While Metro connects Venice Boulevard to Downtown Santa Monica 24 hours a day with routes 33 and 733, other than the BBB proposed Route 18, there would be no weekend or late evening service north of Wilshire Boulevard, west of 14th Street.
“You have a big swath there where people will say, ‘There’s no reasonable way to use transit,'” she said. “So, you’ll have folks not using Big Blue Bus to get around because frankly, there’s nothing serving them in their neck of the woods.”
Adding New Routes
There are some gaps in service and longer headways on existing routes, but that is the other corridors in the service area will be getting new routes. The proposed integration plan includes several new north-south routes and adding Rapid 7 service on weekends.
“We’re adding a huge amount of service to our service area,” said Councilmember Ted Winterer. “If it works, we are reducing car trips both in our city and in our region, and that’s going to be better for everybody…. We’re taking a bold leap forward and I’m really excited about it.”
Staff has added a new peak-only line, Route 43, which will connect San Vicente Boulevard to the Expo Line Bergamot station via 26th Street.
Route 17 will connect the Veterans Affairs (VA) medical center to the Westwood/Pico and Culver City Expo Light Rail stations. Route 16 will connect Wilshire and Bundy to Glencoe and Mindanao via Bergamot Station, Santa Monica College, 23rd Street, Walgrove Avenue, Venice High, Costco on Venice Blvd., and Marina del Rey. Route 15, will connect Brentwood Village (Sunset and Barrington) to the Bundy Expo Light Rail station.
Several Council members called for studying the possibility of including public-private partnerships to fund or operate circulator shuttles that would connect major employment centers to the Expo stations.
Councilmember Sue Himmelrich said that this could be a “fantastic opportunity for the private sector to step in,” echoing comments made by Davis earlier in the evening. Himmelrich noted that, as the City steps up its traffic demand management requirements on commercial areas, employers would be incentivized to help fund transit circulators.
King pointed out that, in the past, the Big Blue Bus had tried operating shuttles, but that low ridership led to those routes being cancelled. “For BBB to operate [a circulator], it’s not efficient,” he said, adding that the agency is open to working with private partners.
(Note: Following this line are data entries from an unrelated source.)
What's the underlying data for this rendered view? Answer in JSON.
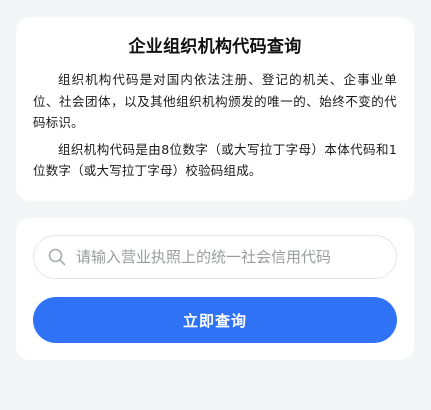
{
  "info": {
    "title": "企业组织机构代码查询",
    "paragraphs": [
      "组织机构代码是对国内依法注册、登记的机关、企事业单位、社会团体，以及其他组织机构颁发的唯一的、始终不变的代码标识。",
      "组织机构代码是由8位数字（或大写拉丁字母）本体代码和1位数字（或大写拉丁字母）校验码组成。"
    ]
  },
  "search": {
    "icon": "search-icon",
    "value": "",
    "placeholder": "请输入营业执照上的统一社会信用代码"
  },
  "query_button": {
    "label": "立即查询"
  },
  "colors": {
    "primary": "#2f72f5",
    "background": "#f4f5f7",
    "card": "#ffffff"
  }
}
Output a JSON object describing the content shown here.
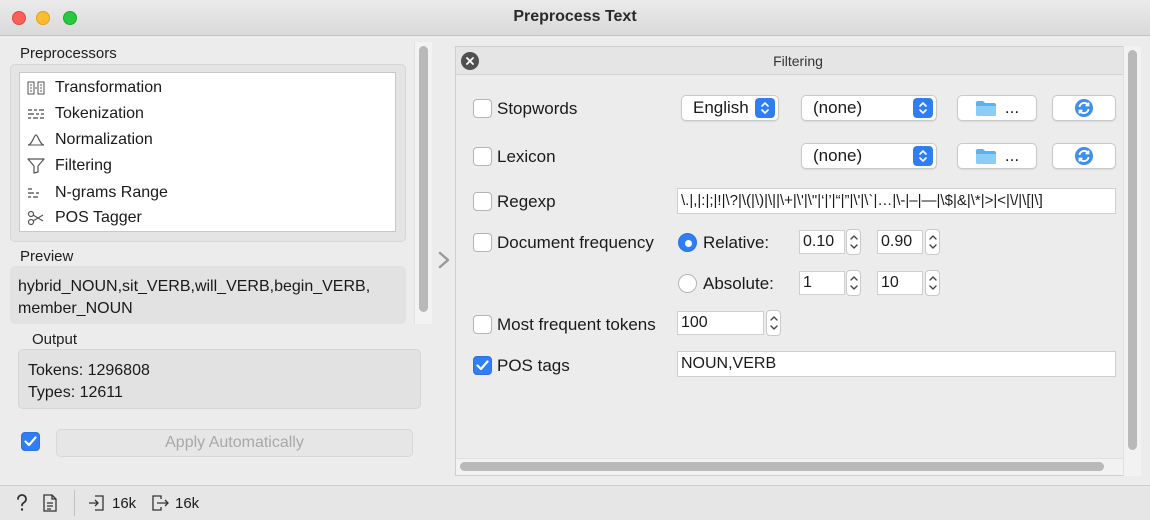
{
  "window": {
    "title": "Preprocess Text"
  },
  "left": {
    "preprocessors_label": "Preprocessors",
    "preprocessors": [
      {
        "label": "Transformation",
        "icon": "transformation-icon"
      },
      {
        "label": "Tokenization",
        "icon": "tokenization-icon"
      },
      {
        "label": "Normalization",
        "icon": "normalization-icon"
      },
      {
        "label": "Filtering",
        "icon": "filter-icon"
      },
      {
        "label": "N-grams Range",
        "icon": "ngrams-icon"
      },
      {
        "label": "POS Tagger",
        "icon": "pos-tagger-icon"
      }
    ],
    "preview_label": "Preview",
    "preview_lines": [
      "hybrid_NOUN,sit_VERB,will_VERB,begin_VERB,",
      "member_NOUN"
    ],
    "output_label": "Output",
    "output_tokens": "Tokens: 1296808",
    "output_types": "Types: 12611",
    "apply_checked": true,
    "apply_label": "Apply Automatically"
  },
  "filtering": {
    "title": "Filtering",
    "stopwords": {
      "label": "Stopwords",
      "checked": false,
      "language": "English",
      "file": "(none)",
      "browse": "..."
    },
    "lexicon": {
      "label": "Lexicon",
      "checked": false,
      "file": "(none)",
      "browse": "..."
    },
    "regexp": {
      "label": "Regexp",
      "checked": false,
      "value": "\\.|,|:|;|!|\\?|\\(|\\)|\\||\\+|\\'|\\\"|‘|’|“|”|\\'|\\`|…|\\-|–|—|\\$|&|\\*|>|<|\\/|\\[|\\]"
    },
    "docfreq": {
      "label": "Document frequency",
      "checked": false,
      "relative_label": "Relative:",
      "relative_selected": true,
      "rel_min": "0.10",
      "rel_max": "0.90",
      "absolute_label": "Absolute:",
      "abs_min": "1",
      "abs_max": "10"
    },
    "most_frequent": {
      "label": "Most frequent tokens",
      "checked": false,
      "value": "100"
    },
    "pos_tags": {
      "label": "POS tags",
      "checked": true,
      "value": "NOUN,VERB"
    }
  },
  "status": {
    "input_count": "16k",
    "output_count": "16k"
  },
  "colors": {
    "accent": "#2f7ef6",
    "close": "#fe5f57",
    "minimize": "#febc2e",
    "maximize": "#28c840"
  }
}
O’Connor said that a future public-private partnership could also integrate new technology for possible on-demand service for circulators or shuttle within Santa Monica’s borders.